Exercise directions>
Set each entry down exactly as written.

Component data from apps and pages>

[Start of Attachment]

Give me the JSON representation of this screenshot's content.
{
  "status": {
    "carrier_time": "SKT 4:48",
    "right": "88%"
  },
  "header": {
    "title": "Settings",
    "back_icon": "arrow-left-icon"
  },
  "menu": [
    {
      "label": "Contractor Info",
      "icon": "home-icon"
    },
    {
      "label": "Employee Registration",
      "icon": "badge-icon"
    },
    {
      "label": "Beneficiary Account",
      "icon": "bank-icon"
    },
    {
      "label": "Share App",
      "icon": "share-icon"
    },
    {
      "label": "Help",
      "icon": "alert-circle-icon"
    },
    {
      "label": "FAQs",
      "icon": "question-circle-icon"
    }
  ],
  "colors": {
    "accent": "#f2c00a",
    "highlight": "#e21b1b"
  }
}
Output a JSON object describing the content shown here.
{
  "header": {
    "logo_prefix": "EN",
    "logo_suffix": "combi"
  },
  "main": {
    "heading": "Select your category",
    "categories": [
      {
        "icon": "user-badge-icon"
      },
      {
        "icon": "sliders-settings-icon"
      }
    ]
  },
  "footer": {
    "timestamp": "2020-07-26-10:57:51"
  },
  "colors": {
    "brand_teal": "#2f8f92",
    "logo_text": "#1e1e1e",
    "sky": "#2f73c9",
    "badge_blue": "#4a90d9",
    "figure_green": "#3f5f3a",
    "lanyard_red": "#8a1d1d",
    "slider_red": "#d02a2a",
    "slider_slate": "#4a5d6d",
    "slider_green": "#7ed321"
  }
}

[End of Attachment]

Response area>
Give me the JSON representation of this screenshot's content.
{
  "status": {
    "carrier_time": "SKT 4:48",
    "right": "88%"
  },
  "header": {
    "title": "Settings",
    "back_icon": "arrow-left-icon"
  },
  "menu": [
    {
      "label": "Contractor Info",
      "icon": "home-icon"
    },
    {
      "label": "Employee Registration",
      "icon": "badge-icon"
    },
    {
      "label": "Beneficiary Account",
      "icon": "bank-icon"
    },
    {
      "label": "Share App",
      "icon": "share-icon"
    },
    {
      "label": "Help",
      "icon": "alert-circle-icon"
    },
    {
      "label": "FAQs",
      "icon": "question-circle-icon"
    }
  ],
  "colors": {
    "accent": "#f2c00a",
    "highlight": "#e21b1b"
  }
}
Output a JSON object describing the content shown here.
{
  "header": {
    "logo_prefix": "EN",
    "logo_suffix": "combi"
  },
  "main": {
    "heading": "Select your category",
    "categories": [
      {
        "icon": "user-badge-icon"
      },
      {
        "icon": "sliders-settings-icon"
      }
    ]
  },
  "footer": {
    "timestamp": "2020-07-26-10:57:51"
  },
  "colors": {
    "brand_teal": "#2f8f92",
    "logo_text": "#1e1e1e",
    "sky": "#2f73c9",
    "badge_blue": "#4a90d9",
    "figure_green": "#3f5f3a",
    "lanyard_red": "#8a1d1d",
    "slider_red": "#d02a2a",
    "slider_slate": "#4a5d6d",
    "slider_green": "#7ed321"
  }
}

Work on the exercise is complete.